Tuesday, July 29, 2008
Last night was the final regular season Colts game. I went over after work, so I missed the first couple of innings. When I got there, the scoreboard wasn't working and I didn't know where things were. So basically, I very quickly lost interest in following the action. There were some good plays, and the Colts won, but we saw just as many foul balls fly into/over the crowd as hits into fair territory. It was kind of scary there toward the end. A bashed in head isn't a fun souvenir of the game.
Maybe we'll have a better time at the Aquasox game next week. Yes, the big road trip is nigh and the plan is to go to the game on Thursday, August 7. Everett will face off against Vancouver, and Rick's hoping he'll be able to buy a Canadians hat. Their gear is certainly cooler, but I will of course be rooting for the 'sox, since they're part of the Mariners organization (and are also in last place). Any PNWers interested in coming with us to the game are welcome!
Monday, July 28, 2008
Sunday, July 27, 2008
The sunsets in this town are beautiful.

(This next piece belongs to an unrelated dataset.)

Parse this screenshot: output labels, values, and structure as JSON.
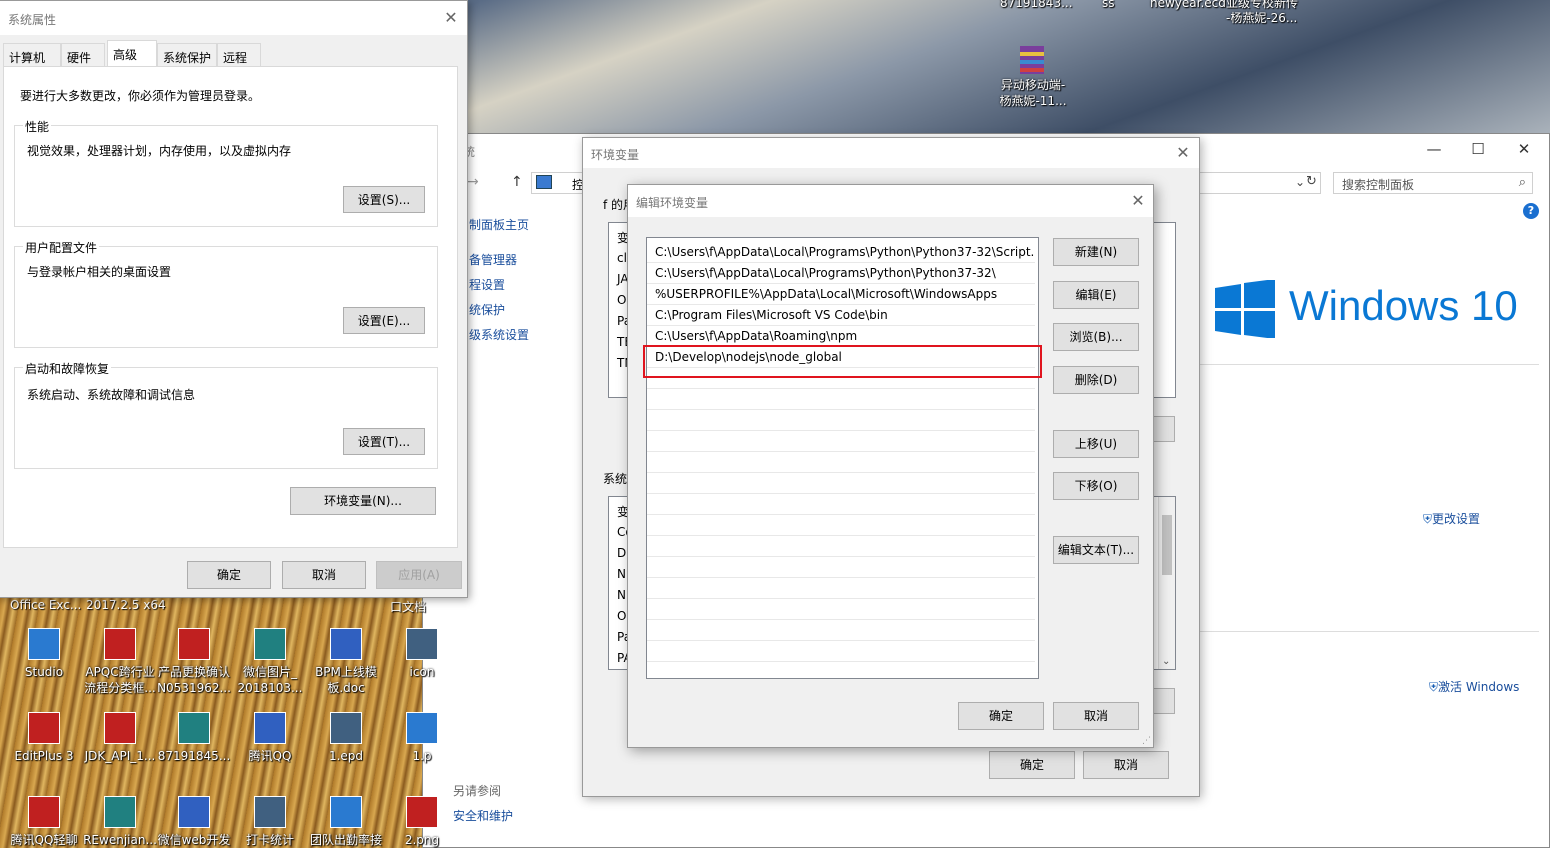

Last night when I was at Coal Creek with Meggie and Addie, it started raining really hard, and then the sun came back. Sunset was a little while later and it was gorgeous as usual. My pictures never really do it justice.
A week from today, I'll be up in the Tetons. Last year, the sunsets up there were unbelievable. I'm sure I'll be speechless again this time around. It's not like I haven't seen sunsets all my life, but I think I've only really started paying attention recently. It's worth taking the time to stop and just look.
Wednesday, July 23, 2008
When the lightning stopped, I drove back to campus. I had to stop at Engineering, so I wandered the wet campus and took some pictures on the way back to the library. The sculpture installations are moving on and I was able to snap the latest.
Patrick Dougherty's sapling sculpture smelled wonderful after the rain. I spent some time just walking through and around it. It's pretty cool--reminds me of the haystack structures outside the Museum of Glass.
I like the new sculpture a lot, too. I don't know which artist did it, but it's cool. Very amoeba-like. Walking around in the fresh, wet air made me feel so much better. It was too bad I had to go inside.
The reference desk didn't do my headache any favors, and I started getting more naseated the longer I sat inside. Finally, I realized there was no way I could go to the student dance showcase, which made me sad. I like to take advantage of every opportunity to see dance in this town, but I know I would have felt crappy the whole time. It sucked to flake on the friend I was going with, also.
Once I'd been home, ate some soup, and rested in front of a fan, Peter called. He wanted to come over and borrow some music. We baked some cookies, too. Yum. So the day ended on a good note after all.